TASK DIRECTIONS: Copy every entry as is. Leave images out.

(Dataset rows for apps and sites)
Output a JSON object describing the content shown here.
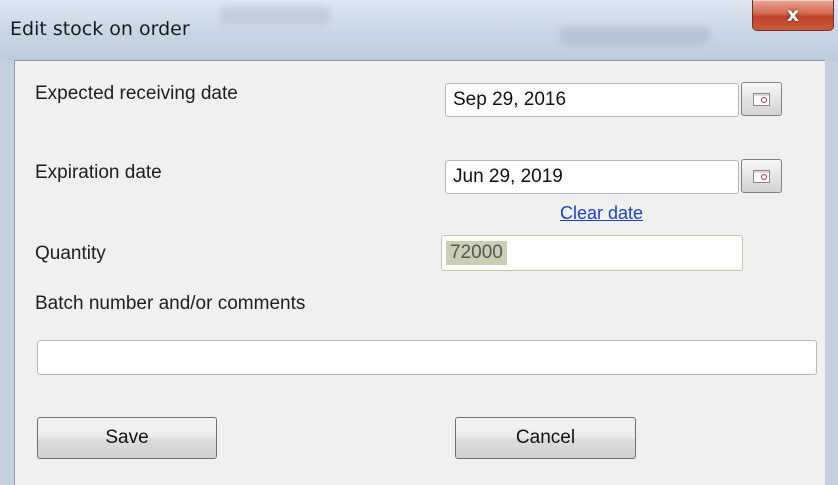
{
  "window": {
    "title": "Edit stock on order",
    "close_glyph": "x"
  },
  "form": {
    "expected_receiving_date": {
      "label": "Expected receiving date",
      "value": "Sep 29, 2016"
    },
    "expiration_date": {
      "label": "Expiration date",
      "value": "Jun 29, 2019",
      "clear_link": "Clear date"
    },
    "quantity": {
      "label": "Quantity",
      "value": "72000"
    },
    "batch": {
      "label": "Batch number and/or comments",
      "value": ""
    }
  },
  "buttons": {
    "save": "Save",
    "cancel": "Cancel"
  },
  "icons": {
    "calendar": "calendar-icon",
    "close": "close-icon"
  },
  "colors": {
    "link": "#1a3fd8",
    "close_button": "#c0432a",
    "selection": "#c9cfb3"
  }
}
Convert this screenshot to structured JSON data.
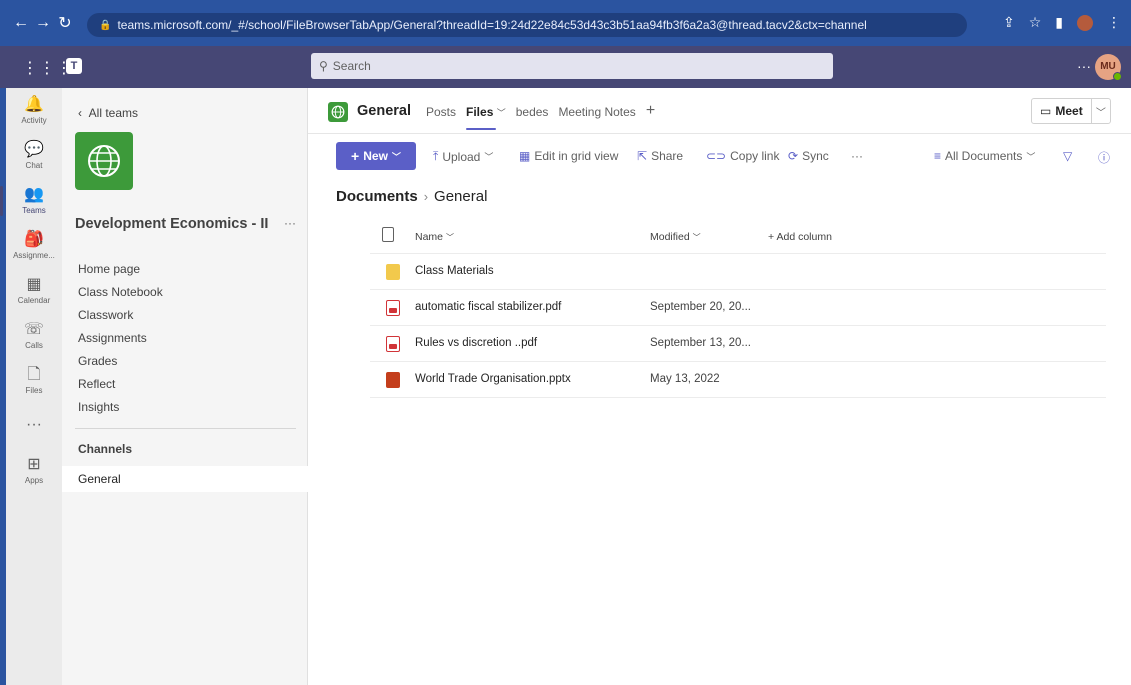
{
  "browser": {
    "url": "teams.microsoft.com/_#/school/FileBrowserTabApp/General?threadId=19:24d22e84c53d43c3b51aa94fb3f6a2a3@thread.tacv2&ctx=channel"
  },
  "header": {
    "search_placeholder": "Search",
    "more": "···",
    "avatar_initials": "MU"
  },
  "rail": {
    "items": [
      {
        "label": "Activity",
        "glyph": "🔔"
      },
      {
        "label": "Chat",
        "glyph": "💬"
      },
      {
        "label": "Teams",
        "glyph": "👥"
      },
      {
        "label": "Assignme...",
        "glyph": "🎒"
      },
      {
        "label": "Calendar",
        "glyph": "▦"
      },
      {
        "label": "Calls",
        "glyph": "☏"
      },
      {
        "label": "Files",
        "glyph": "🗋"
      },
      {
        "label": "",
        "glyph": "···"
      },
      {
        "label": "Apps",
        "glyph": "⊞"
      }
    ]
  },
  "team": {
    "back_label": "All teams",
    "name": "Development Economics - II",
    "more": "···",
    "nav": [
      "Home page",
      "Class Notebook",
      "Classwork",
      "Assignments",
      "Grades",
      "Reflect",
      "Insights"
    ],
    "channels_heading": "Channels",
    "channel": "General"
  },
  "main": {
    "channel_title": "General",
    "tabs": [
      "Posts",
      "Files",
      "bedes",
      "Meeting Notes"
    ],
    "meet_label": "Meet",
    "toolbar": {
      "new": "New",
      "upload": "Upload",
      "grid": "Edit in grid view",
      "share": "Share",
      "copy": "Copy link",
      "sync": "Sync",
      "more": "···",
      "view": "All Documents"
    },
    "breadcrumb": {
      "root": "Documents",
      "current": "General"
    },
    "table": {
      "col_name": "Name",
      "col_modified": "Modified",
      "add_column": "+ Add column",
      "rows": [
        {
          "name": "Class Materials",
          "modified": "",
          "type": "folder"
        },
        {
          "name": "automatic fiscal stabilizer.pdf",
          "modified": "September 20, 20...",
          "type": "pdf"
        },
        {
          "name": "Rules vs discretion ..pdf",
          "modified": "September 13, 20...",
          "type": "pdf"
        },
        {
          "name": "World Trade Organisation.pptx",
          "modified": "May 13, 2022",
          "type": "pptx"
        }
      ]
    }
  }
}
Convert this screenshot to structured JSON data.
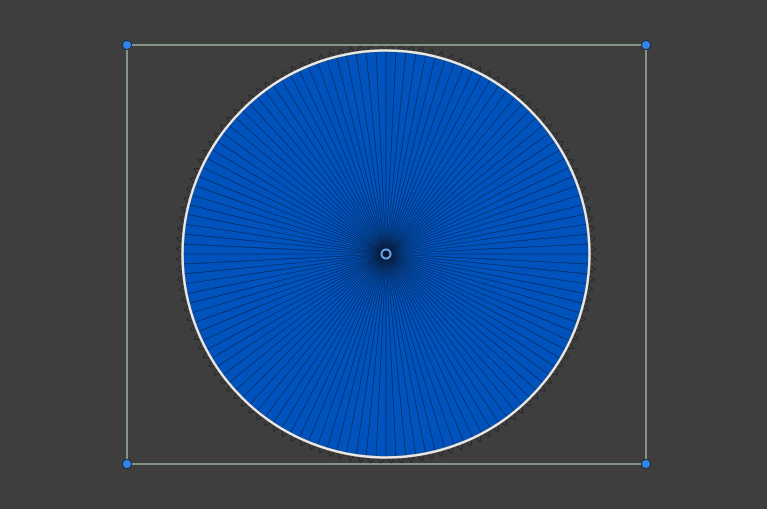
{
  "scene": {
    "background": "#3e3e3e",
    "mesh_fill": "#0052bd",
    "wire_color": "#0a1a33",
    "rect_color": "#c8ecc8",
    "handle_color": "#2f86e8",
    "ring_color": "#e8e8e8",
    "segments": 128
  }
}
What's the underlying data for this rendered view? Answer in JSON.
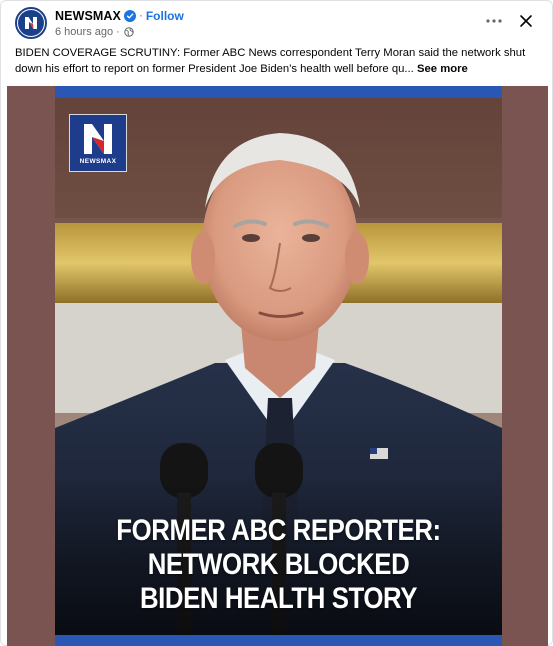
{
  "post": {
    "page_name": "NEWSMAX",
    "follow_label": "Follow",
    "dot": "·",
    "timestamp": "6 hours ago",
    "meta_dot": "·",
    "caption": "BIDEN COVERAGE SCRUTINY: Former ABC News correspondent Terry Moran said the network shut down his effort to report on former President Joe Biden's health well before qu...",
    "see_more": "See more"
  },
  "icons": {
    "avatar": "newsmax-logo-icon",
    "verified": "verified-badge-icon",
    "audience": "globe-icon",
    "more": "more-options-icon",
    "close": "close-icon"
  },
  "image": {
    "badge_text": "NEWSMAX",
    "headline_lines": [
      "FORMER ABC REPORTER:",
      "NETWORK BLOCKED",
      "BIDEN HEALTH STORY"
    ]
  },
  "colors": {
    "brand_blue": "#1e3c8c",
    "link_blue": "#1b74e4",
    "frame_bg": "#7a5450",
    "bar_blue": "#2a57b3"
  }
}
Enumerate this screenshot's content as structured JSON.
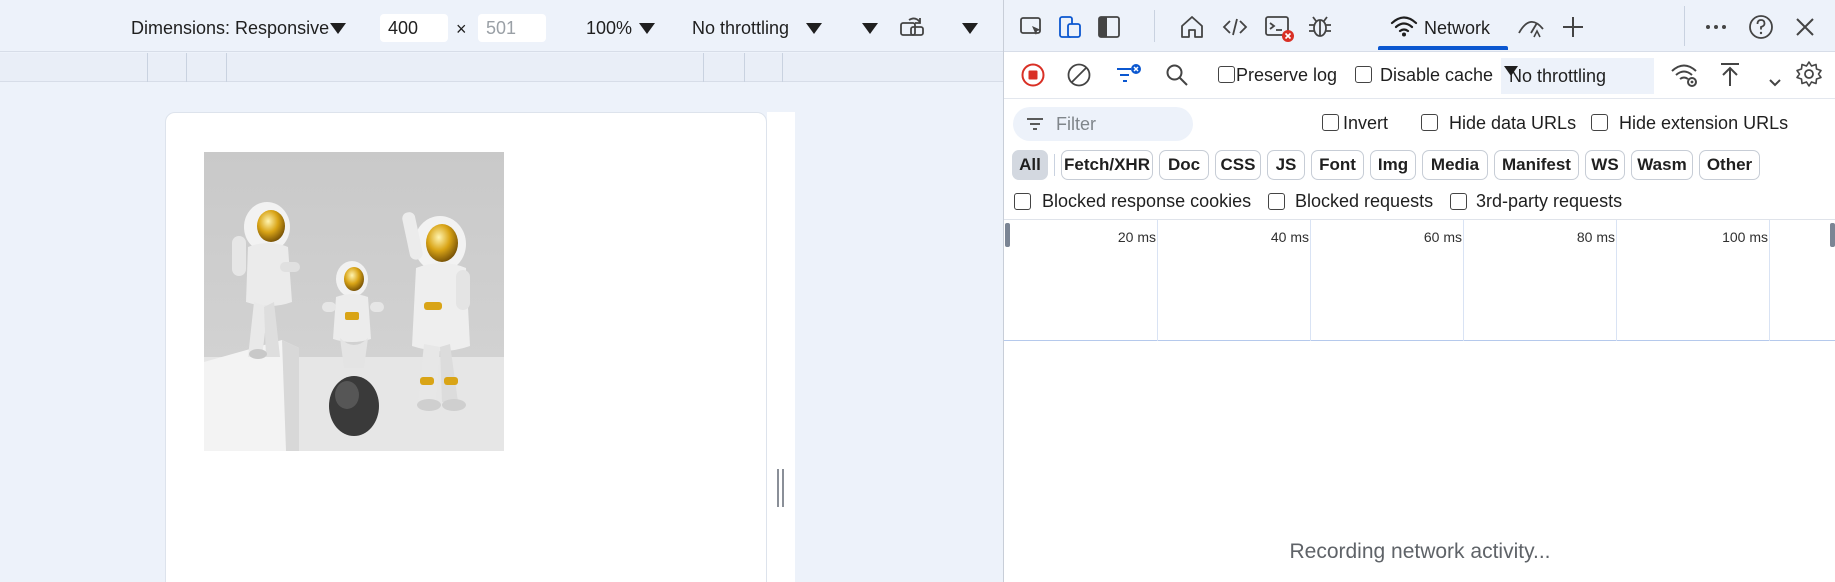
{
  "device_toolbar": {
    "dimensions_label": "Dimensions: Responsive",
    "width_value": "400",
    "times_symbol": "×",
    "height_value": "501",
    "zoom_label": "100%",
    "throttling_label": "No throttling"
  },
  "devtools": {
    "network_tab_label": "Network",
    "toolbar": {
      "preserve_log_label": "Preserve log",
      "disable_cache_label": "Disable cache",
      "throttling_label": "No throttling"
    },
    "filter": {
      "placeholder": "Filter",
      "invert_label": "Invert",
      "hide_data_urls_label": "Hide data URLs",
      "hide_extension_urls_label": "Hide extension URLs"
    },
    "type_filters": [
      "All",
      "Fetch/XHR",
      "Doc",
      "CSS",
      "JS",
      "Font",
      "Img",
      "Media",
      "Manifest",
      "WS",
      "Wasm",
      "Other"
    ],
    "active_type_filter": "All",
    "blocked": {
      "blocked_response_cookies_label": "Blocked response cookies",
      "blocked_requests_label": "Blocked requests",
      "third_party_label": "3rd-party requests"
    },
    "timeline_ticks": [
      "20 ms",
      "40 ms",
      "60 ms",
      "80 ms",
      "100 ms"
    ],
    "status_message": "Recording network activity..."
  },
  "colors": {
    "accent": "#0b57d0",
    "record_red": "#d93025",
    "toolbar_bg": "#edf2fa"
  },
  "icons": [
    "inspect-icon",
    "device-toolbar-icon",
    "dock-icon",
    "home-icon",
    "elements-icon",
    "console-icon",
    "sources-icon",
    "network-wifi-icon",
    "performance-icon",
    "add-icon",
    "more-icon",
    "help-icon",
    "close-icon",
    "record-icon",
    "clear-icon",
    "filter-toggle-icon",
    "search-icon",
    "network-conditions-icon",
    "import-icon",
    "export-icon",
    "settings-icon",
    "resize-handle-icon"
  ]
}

TASK OUTPUT:
Output a JSON object describing the content shown here.
{
  "window": {
    "title": "Edit stock on order",
    "close_glyph": "x"
  },
  "form": {
    "expected_receiving_date": {
      "label": "Expected receiving date",
      "value": "Sep 29, 2016"
    },
    "expiration_date": {
      "label": "Expiration date",
      "value": "Jun 29, 2019",
      "clear_link": "Clear date"
    },
    "quantity": {
      "label": "Quantity",
      "value": "72000"
    },
    "batch": {
      "label": "Batch number and/or comments",
      "value": ""
    }
  },
  "buttons": {
    "save": "Save",
    "cancel": "Cancel"
  },
  "icons": {
    "calendar": "calendar-icon",
    "close": "close-icon"
  },
  "colors": {
    "link": "#1a3fd8",
    "close_button": "#c0432a",
    "selection": "#c9cfb3"
  }
}
Convert this screenshot to structured JSON data.
{
  "browser": {
    "url": "teams.microsoft.com/_#/school/FileBrowserTabApp/General?threadId=19:24d22e84c53d43c3b51aa94fb3f6a2a3@thread.tacv2&ctx=channel"
  },
  "header": {
    "search_placeholder": "Search",
    "more": "···",
    "avatar_initials": "MU"
  },
  "rail": {
    "items": [
      {
        "label": "Activity",
        "glyph": "🔔"
      },
      {
        "label": "Chat",
        "glyph": "💬"
      },
      {
        "label": "Teams",
        "glyph": "👥"
      },
      {
        "label": "Assignme...",
        "glyph": "🎒"
      },
      {
        "label": "Calendar",
        "glyph": "▦"
      },
      {
        "label": "Calls",
        "glyph": "☏"
      },
      {
        "label": "Files",
        "glyph": "🗋"
      },
      {
        "label": "",
        "glyph": "···"
      },
      {
        "label": "Apps",
        "glyph": "⊞"
      }
    ]
  },
  "team": {
    "back_label": "All teams",
    "name": "Development Economics - II",
    "more": "···",
    "nav": [
      "Home page",
      "Class Notebook",
      "Classwork",
      "Assignments",
      "Grades",
      "Reflect",
      "Insights"
    ],
    "channels_heading": "Channels",
    "channel": "General"
  },
  "main": {
    "channel_title": "General",
    "tabs": [
      "Posts",
      "Files",
      "bedes",
      "Meeting Notes"
    ],
    "meet_label": "Meet",
    "toolbar": {
      "new": "New",
      "upload": "Upload",
      "grid": "Edit in grid view",
      "share": "Share",
      "copy": "Copy link",
      "sync": "Sync",
      "more": "···",
      "view": "All Documents"
    },
    "breadcrumb": {
      "root": "Documents",
      "current": "General"
    },
    "table": {
      "col_name": "Name",
      "col_modified": "Modified",
      "add_column": "+ Add column",
      "rows": [
        {
          "name": "Class Materials",
          "modified": "",
          "type": "folder"
        },
        {
          "name": "automatic fiscal stabilizer.pdf",
          "modified": "September 20, 20...",
          "type": "pdf"
        },
        {
          "name": "Rules vs discretion ..pdf",
          "modified": "September 13, 20...",
          "type": "pdf"
        },
        {
          "name": "World Trade Organisation.pptx",
          "modified": "May 13, 2022",
          "type": "pptx"
        }
      ]
    }
  }
}
Convert this screenshot to structured JSON data.
{
  "scene": {
    "background": "#3e3e3e",
    "mesh_fill": "#0052bd",
    "wire_color": "#0a1a33",
    "rect_color": "#c8ecc8",
    "handle_color": "#2f86e8",
    "ring_color": "#e8e8e8",
    "segments": 128
  }
}
What's the underlying data for this rendered view? Answer in JSON.
{
  "post": {
    "page_name": "NEWSMAX",
    "follow_label": "Follow",
    "dot": "·",
    "timestamp": "6 hours ago",
    "meta_dot": "·",
    "caption": "BIDEN COVERAGE SCRUTINY: Former ABC News correspondent Terry Moran said the network shut down his effort to report on former President Joe Biden's health well before qu...",
    "see_more": "See more"
  },
  "icons": {
    "avatar": "newsmax-logo-icon",
    "verified": "verified-badge-icon",
    "audience": "globe-icon",
    "more": "more-options-icon",
    "close": "close-icon"
  },
  "image": {
    "badge_text": "NEWSMAX",
    "headline_lines": [
      "FORMER ABC REPORTER:",
      "NETWORK BLOCKED",
      "BIDEN HEALTH STORY"
    ]
  },
  "colors": {
    "brand_blue": "#1e3c8c",
    "link_blue": "#1b74e4",
    "frame_bg": "#7a5450",
    "bar_blue": "#2a57b3"
  }
}
Enumerate this screenshot's content as structured JSON.
{
  "device_toolbar": {
    "dimensions_label": "Dimensions: Responsive",
    "width_value": "400",
    "times_symbol": "×",
    "height_value": "501",
    "zoom_label": "100%",
    "throttling_label": "No throttling"
  },
  "devtools": {
    "network_tab_label": "Network",
    "toolbar": {
      "preserve_log_label": "Preserve log",
      "disable_cache_label": "Disable cache",
      "throttling_label": "No throttling"
    },
    "filter": {
      "placeholder": "Filter",
      "invert_label": "Invert",
      "hide_data_urls_label": "Hide data URLs",
      "hide_extension_urls_label": "Hide extension URLs"
    },
    "type_filters": [
      "All",
      "Fetch/XHR",
      "Doc",
      "CSS",
      "JS",
      "Font",
      "Img",
      "Media",
      "Manifest",
      "WS",
      "Wasm",
      "Other"
    ],
    "active_type_filter": "All",
    "blocked": {
      "blocked_response_cookies_label": "Blocked response cookies",
      "blocked_requests_label": "Blocked requests",
      "third_party_label": "3rd-party requests"
    },
    "timeline_ticks": [
      "20 ms",
      "40 ms",
      "60 ms",
      "80 ms",
      "100 ms"
    ],
    "status_message": "Recording network activity..."
  },
  "colors": {
    "accent": "#0b57d0",
    "record_red": "#d93025",
    "toolbar_bg": "#edf2fa"
  },
  "icons": [
    "inspect-icon",
    "device-toolbar-icon",
    "dock-icon",
    "home-icon",
    "elements-icon",
    "console-icon",
    "sources-icon",
    "network-wifi-icon",
    "performance-icon",
    "add-icon",
    "more-icon",
    "help-icon",
    "close-icon",
    "record-icon",
    "clear-icon",
    "filter-toggle-icon",
    "search-icon",
    "network-conditions-icon",
    "import-icon",
    "export-icon",
    "settings-icon",
    "resize-handle-icon"
  ]
}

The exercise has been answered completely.